44.  Singing with my sisters. We haven’t done it in a long time, but when my sisters and I were younger we loved to get together and serenade whoever happened to be around. We did this at our parents’ anniversary parties, in restaurants, at weddings, even in my living room. None of us are very good on our own, but can we harmonize!

45.  Hiking the Sulphur Skyline trail in Jasper — twice. The views are spectacular.

46.  Learning calligraphy. I love the ornate, yet simple beauty of calligraphy. It is something I mean to take up again.

47.  Writing poetry. I never thought I could, or that I could write good poems. Then I took part in a month-long poem a day challenge and discovered that I could. Do both. Now I write poetry when the moment seizes me. I’ve never had any published, but there’s still time.

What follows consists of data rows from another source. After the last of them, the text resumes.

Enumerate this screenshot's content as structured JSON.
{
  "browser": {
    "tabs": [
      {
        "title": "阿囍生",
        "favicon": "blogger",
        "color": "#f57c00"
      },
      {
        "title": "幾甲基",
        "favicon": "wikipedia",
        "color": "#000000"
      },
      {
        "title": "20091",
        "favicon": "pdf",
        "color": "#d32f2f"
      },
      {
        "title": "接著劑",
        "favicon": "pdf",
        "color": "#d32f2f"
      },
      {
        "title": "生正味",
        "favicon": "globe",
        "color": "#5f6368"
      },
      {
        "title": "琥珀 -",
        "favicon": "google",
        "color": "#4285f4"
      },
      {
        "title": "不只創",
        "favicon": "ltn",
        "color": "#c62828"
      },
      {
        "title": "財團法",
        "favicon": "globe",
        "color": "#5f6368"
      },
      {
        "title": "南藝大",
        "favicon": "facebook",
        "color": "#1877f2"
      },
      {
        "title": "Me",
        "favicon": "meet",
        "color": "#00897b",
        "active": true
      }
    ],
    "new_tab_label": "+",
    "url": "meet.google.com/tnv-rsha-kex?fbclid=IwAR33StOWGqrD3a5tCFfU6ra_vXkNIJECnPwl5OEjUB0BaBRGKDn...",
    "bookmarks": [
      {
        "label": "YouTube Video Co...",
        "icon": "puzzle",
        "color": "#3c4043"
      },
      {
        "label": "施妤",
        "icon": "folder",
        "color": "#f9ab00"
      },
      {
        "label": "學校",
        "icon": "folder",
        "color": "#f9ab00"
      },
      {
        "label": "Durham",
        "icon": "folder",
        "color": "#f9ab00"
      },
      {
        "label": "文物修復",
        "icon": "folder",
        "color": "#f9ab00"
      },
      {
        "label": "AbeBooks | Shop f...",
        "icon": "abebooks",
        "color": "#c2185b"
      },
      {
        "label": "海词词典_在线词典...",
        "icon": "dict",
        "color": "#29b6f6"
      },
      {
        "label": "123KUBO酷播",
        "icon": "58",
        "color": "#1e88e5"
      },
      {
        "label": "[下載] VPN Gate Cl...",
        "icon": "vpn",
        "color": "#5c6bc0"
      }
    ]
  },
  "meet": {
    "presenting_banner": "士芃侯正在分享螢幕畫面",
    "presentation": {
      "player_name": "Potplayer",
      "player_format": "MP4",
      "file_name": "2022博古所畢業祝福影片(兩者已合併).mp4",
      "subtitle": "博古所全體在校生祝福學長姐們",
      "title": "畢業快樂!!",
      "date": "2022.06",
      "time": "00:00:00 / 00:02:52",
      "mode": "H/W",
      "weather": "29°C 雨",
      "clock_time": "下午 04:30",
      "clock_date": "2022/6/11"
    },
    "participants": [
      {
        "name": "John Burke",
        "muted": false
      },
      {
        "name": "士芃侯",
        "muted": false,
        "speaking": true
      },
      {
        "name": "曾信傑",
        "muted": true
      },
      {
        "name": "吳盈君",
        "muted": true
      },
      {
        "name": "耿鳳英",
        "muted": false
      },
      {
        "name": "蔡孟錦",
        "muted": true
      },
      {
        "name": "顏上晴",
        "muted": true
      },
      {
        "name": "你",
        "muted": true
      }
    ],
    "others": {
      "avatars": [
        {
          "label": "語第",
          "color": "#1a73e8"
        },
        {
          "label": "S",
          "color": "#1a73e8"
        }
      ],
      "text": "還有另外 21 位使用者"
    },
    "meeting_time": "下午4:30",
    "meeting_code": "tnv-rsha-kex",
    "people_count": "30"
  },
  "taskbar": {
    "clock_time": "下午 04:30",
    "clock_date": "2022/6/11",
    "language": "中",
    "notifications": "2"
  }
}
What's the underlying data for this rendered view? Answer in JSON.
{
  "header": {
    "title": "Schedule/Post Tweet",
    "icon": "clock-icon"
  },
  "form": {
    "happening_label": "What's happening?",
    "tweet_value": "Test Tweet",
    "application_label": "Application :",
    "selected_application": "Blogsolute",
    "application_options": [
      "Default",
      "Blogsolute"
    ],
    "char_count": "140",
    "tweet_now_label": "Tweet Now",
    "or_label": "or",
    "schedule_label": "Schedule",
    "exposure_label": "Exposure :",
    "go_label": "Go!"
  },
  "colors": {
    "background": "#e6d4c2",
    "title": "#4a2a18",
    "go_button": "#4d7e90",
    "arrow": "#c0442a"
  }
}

48.  Taking English riding lessons. They were a birthday gift from a friend. I learned everything from the ground up — saddling, caring for the horse, horse etiquette and the basics of movement. It was a fun 8 weeks.

49.  Teaching myself how to bake bread. Who doesn’t love fresh, homemade bread? I remember our mom making it and coming home to the smell of fresh bread, it being still warm from the oven and biting into a fresh, warm bun slathered in peanut butter and honey. I had to learn how to do that.

50.  Starting a home-based writing business. I mainly did resumes, but also letters and other forms of correspondence. I helped a lot of people get jobs and that felt really good.

Zero to Sixty, continued

architecture buildings business city
Photo by Pixabay on Pexels.com

 

23.  Getting married. My husband, Tim, entered my life like a tornado. He was, and always has been, a force to be reckoned with. Funny, full of life, big-hearted, loyal, opinionated, joyful, energetic, frenetic, and in general a lover of life. I credit him with so much of the good in my life — loving him has taught me how to love myself.

24.  Being there for the birth of my grandchildren. Not in the delivery room! But there afterwards to hold each of those tiny, precious babies as they entered into the world and our family.

25.  Being a mom. I’ve said it hundreds of times — being a mother is the most important job I’ve ever had. And our son, Landon, has made that job such a wonder and a joy. Was I a perfect mom? No. But I gave 100% of myself to the task. It’s easy to look back now and say I should have done this differently, or, I could have handled that better, but, in the moments that were, I believe I was doing my best.

26.  White water rafting. This was something I’d always wanted to do. So, a few years ago, myself and two friends embarked on a trip down the Kicking Horse River. It was the year before the huge floods in southern Alberta and run-off had been extremely heavy with water levels much greater than normal. Our trip was supposed to be category 3 rapids — they turned out to be mostly category 5. It was terrifying! But exhilarating and incredible. We saw some beautiful scenery — unfortunately we weren’t able to take any pictures. Hard to do when you’re clinging for life to the side of the raft!

27.  My first trip to New York. Tim surprised me for Christmas in 2004. We had taken a trip to Ontario to spend Christmas with my parents, which I hadn’t done for many, many years. New York was a fabled place to me at that time. Some magical city that I didn’t actually believe I’d ever get the chance to see. Well, Tim made it happen. We traveled by train from Niagara Falls, New York to Manhattan. We were in Times Square for the 100th anniversary of the dropping of the ball on New Year’s eve. I will never forget the magic of that trip.

28.  My mom teaching me to play cribbage. I was never much good at math — I struggled so much with it in school I felt like an idiot. My mother loves to play cards and whenever she had a few extra minutes you could find her playing solitaire or, if there was a friend visiting, cribbage or rummy. Crib intrigued me. What were these fifteen-twos and threes they were always counting? So, she sat me down one afternoon and taught me how to play. I have loved the game ever since. Really, I love playing any game (except Monopoly and Risk) and I attribute that love to my mother.

29.  Writing my first-ever short story in high school and having my English teacher tell me I had talent.